WMU News

Paralympic goalball teams have strong WMU connection

Sept. 17, 2004

KALAMAZOO--Nine of 16 blind athletes representing the United States in this month's Paralympic Games in Athens, Greece, have connections to Western Michigan University.

In addition, U.S. goalball men's team head coach John Bakos is a recent graduate of the WMU Department of Blindness and Low Vision Studies. He is joined by nine goalball athletes who are current WMU students or graduates, attended sports camps at WMU or work at the University.

The women's team has the strongest ties to WMU and is favored to bring home the gold medal.
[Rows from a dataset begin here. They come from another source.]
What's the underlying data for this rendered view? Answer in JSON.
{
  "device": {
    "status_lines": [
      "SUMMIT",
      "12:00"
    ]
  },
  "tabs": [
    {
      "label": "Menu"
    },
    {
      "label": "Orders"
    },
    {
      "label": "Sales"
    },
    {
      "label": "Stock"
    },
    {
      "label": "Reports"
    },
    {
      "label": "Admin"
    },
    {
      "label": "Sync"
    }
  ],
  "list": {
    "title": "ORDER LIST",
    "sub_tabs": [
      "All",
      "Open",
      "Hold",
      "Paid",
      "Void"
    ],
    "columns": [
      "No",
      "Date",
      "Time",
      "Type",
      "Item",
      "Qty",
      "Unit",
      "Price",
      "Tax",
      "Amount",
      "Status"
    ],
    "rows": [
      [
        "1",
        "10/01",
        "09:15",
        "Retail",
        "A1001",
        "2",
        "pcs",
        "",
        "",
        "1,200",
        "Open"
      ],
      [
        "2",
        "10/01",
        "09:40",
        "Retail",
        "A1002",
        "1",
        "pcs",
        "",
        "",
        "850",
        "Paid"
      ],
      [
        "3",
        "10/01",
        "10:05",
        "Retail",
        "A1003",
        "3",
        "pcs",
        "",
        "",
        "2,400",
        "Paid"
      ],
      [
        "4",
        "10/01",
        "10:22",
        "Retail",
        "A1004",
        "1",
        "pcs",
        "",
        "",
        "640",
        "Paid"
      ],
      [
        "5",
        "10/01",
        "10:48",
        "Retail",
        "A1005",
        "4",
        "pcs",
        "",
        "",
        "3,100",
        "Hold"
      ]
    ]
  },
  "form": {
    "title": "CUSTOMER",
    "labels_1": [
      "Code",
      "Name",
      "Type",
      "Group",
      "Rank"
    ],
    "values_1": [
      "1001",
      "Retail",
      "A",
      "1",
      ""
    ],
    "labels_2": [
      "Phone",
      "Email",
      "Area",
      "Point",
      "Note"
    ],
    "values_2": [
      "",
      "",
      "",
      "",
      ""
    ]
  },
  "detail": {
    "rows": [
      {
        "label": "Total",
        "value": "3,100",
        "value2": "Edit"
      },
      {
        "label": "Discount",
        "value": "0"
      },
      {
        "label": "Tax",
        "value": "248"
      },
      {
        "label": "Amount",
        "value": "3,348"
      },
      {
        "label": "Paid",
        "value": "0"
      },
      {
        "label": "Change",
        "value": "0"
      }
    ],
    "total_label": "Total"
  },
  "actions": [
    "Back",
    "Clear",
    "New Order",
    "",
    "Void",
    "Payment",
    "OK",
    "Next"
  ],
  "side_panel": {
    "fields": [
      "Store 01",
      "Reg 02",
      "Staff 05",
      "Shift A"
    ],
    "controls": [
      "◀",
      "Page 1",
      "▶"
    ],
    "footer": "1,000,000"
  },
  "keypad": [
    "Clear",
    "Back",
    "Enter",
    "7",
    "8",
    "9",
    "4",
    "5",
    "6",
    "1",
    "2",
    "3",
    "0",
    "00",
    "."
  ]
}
Team members with local connections are: Robin Theryoung, a WMU graduate student and native of Clarkston, Mich.; Nikki Buck, a Paw Paw, Mich., resident who attended WMU sports camps; Jennifer Armbruster, a project manager in blindness and low vision studies; Asya Miller, a Battle Creek, Mich., resident and WMU graduate and member of the track team; and Jessie Lorenz, who lives in California, but learned the sport at WMU sports camps. They are joined by team alternates Lindsay Sloan and Jackie Barnes of Illinois, who also learned goalball at WMU sports camps.

The men's team includes WMU sophomore and former sports camper Tyler Merren of Kalamazoo, Mich., and team alternate Joe Hamilton, a former sports camper and recent WMU graduate.

The Paralympics officially open Friday, Sept. 17. Preliminary goalball competition began Sept. 14.

The strong representation from the local area on the teams is credited to Dr. Paul Ponchillia, chairperson of the WMU Department of Blindness and Low Vision Studies. A longtime promoter of sports education for athletes with visual impairments, Ponchillia initiated a goalball program in Kalamazoo and founded an annual sports education camp for youths with visual impairments. A goalball player himself, Ponchillia's enthusiasm for the sport is infectious. Many athletes with visual impairments, previously excluded from most team sports, are often hooked on goalball once they learn to play it at WMU's sports camps. Many teachers who enroll in a WMU course aimed at showing how to involve children with visual impairments in regular physical education and sports began organizing teams around Michigan.

Goalball is a team sport played by blind and visually impaired athletes around the world. A team of three athletes on each side of the court aims to launch a ball at speeds of more than 30 mph into the opposing side's goal on an indoor volleyball-sized court. All athletes are blindfolded to create a state of total blackness, and four bells encased in a ball the size of a basketball help the athletes track its location. Blocking the ball involves a full body dive in front of its path to prevent a goal.

The Paralympics is the second largest sporting event in the world, conceding top honors only to the Olympics. The multi-sport competition showcases the talents and abilities of the world's most elite athletes with physical disabilities. The games feature 21 sports, 18 of which are also contested in the Olympics. The U.S. Paralympics are officially a division of the U.S. Olympic Committee.

For the first time in history, disabled athletes trained in residence this year at the United States Olympic Training Center in Colorado Springs. Theryoung, Buck, and Armbruster trained as full-time resident athletes at the center in Colorado Springs, Colo.

Media contact: Mark Schwerin, 269 387-8400, mark.schwerin@wmich.edu

WMU News
Office of University Relations
Western Michigan University
1903 W Michigan Ave
Kalamazoo MI 49008-5433 USA
269 387-8400